I would call this "overreaching". From the Wall Street Journal, columnist Daniel Henninger writes:
This year we celebrate the desacralized "holidays" amid what is for many unprecedented economic ruin — fortunes halved, jobs lost, homes foreclosed. People wonder, What happened? One man's theory: A nation whose people can't say "Merry Christmas" is a nation capable of ruining its own economy.
Uh… come again?
One had better explain that.
Yes, one better had, sir.
Now, I will spare you the forest into which that Mr. Henninger drags his readers. Basically, he talks about the economic crisis and its roots, which he lays at the feet of borrowers, lenders and "secularized shamans" operating in a moral-free, greed-above-all-else environment.
Except for the "secularized shamen" (on which I'll plead ignorance), I'll grant Mr. Henninger's premise with regard to the moral-free world of high finance.
Finally, he brings it home:
What really went missing through the subprime mortgage years were the three Rs: responsibility, restraint and remorse. They are the ballast that stabilizes two better-known Rs from the world of free markets: risk and reward.
Yes, I'm with you….
Responsibility and restraint are moral sentiments. Remorse is a product of conscience. None of these grow on trees. Each must be learned, taught, passed down.
Okay, still with you….
And so we come back to the disappearance of "Merry Christmas."
Bam! You lost me. Come at me again.
It has been my view that the steady secularizing and insistent effort at dereligioning America has been dangerous. That danger flashed red in the fall into subprime personal behavior by borrowers and bankers, who after all are just people. Northerners and atheists who vilify Southern evangelicals are throwing out nurturers of useful virtue with the bathwater of obnoxious political opinions.
Wow. So borrowers and bankers are Northerners and atheists who vilify Southern evangelicals? Any data on that? (And isn't that kind of an "obnoxious political opinion"?)
And assuming that's true… that relates to saying/not saying "Merry Christmas" how?
The point for a healthy society of commerce and politics is not that religion saves, but that it keeps most of the players inside the chalk lines. We are erasing the chalk lines.
Look, pal. Religion isn't the ONLY thing that keeps players "inside the chalk lines". Believe it or not, one CAN be an atheist AND a moral person. By the same token, one can be religious AND corrupt as hell.
But even granting that premise, is failure to say "Merry Christmas" really "erasing the chalk lines"? Is this man suggesting that had the checkout girl at K-Mart been allowed to say "Merry Christmas" instead of "Happy Holidays", greedy Wall Street bastards would have shown responsiblity and remorse and not been so get-rich-quick? Seriously?
I wondered if Mr. Henniniger had gone off the deep end, and then the final sentence of his editorial came along:
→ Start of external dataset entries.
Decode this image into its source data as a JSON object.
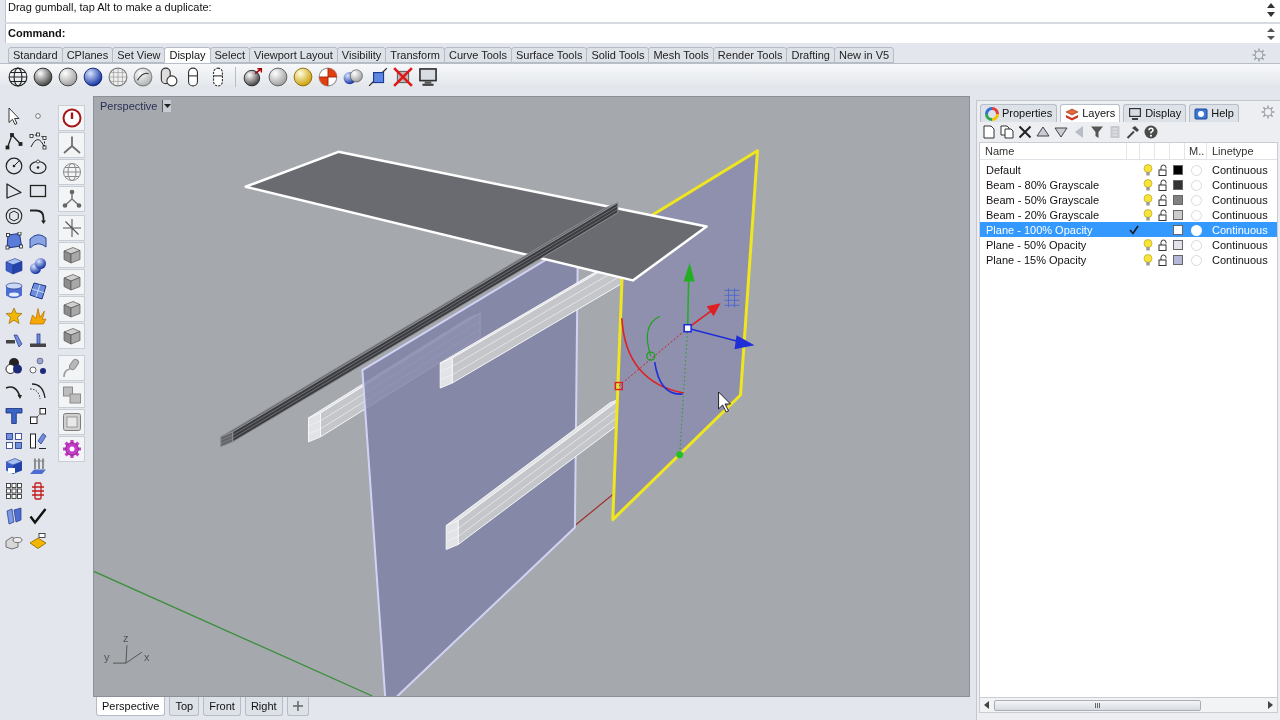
{
  "command_history": {
    "text": "Drag gumball, tap Alt to make a duplicate:"
  },
  "command_line": {
    "prompt": "Command:"
  },
  "toolbar_tabs": [
    {
      "label": "Standard",
      "selected": false
    },
    {
      "label": "CPlanes",
      "selected": false
    },
    {
      "label": "Set View",
      "selected": false
    },
    {
      "label": "Display",
      "selected": true
    },
    {
      "label": "Select",
      "selected": false
    },
    {
      "label": "Viewport Layout",
      "selected": false
    },
    {
      "label": "Visibility",
      "selected": false
    },
    {
      "label": "Transform",
      "selected": false
    },
    {
      "label": "Curve Tools",
      "selected": false
    },
    {
      "label": "Surface Tools",
      "selected": false
    },
    {
      "label": "Solid Tools",
      "selected": false
    },
    {
      "label": "Mesh Tools",
      "selected": false
    },
    {
      "label": "Render Tools",
      "selected": false
    },
    {
      "label": "Drafting",
      "selected": false
    },
    {
      "label": "New in V5",
      "selected": false
    }
  ],
  "viewport": {
    "title": "Perspective",
    "axis_labels": [
      "z",
      "y",
      "x"
    ]
  },
  "viewport_tabs": [
    {
      "label": "Perspective",
      "selected": true
    },
    {
      "label": "Top",
      "selected": false
    },
    {
      "label": "Front",
      "selected": false
    },
    {
      "label": "Right",
      "selected": false
    }
  ],
  "panel": {
    "tabs": [
      {
        "label": "Properties",
        "selected": false
      },
      {
        "label": "Layers",
        "selected": true
      },
      {
        "label": "Display",
        "selected": false
      },
      {
        "label": "Help",
        "selected": false
      }
    ],
    "columns": [
      "Name",
      "M..",
      "Linetype"
    ],
    "layers": [
      {
        "name": "Default",
        "current": false,
        "selected": false,
        "color": "#000000",
        "linetype": "Continuous"
      },
      {
        "name": "Beam - 80% Grayscale",
        "current": false,
        "selected": false,
        "color": "#333333",
        "linetype": "Continuous"
      },
      {
        "name": "Beam - 50% Grayscale",
        "current": false,
        "selected": false,
        "color": "#808080",
        "linetype": "Continuous"
      },
      {
        "name": "Beam - 20% Grayscale",
        "current": false,
        "selected": false,
        "color": "#cccccc",
        "linetype": "Continuous"
      },
      {
        "name": "Plane - 100% Opacity",
        "current": true,
        "selected": true,
        "color": "#ffffff",
        "linetype": "Continuous"
      },
      {
        "name": "Plane - 50% Opacity",
        "current": false,
        "selected": false,
        "color": "#e2e2ec",
        "linetype": "Continuous"
      },
      {
        "name": "Plane - 15% Opacity",
        "current": false,
        "selected": false,
        "color": "#b6b6da",
        "linetype": "Continuous"
      }
    ]
  }
}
Feel free: Banish Merry Christmas. Get ready for Mad Max.
Yes, he means that Mad Max. In his view, that's what will happen to the world if we stop saying "Merry Christmas" (which, by the way, isn't remotely likely to happen).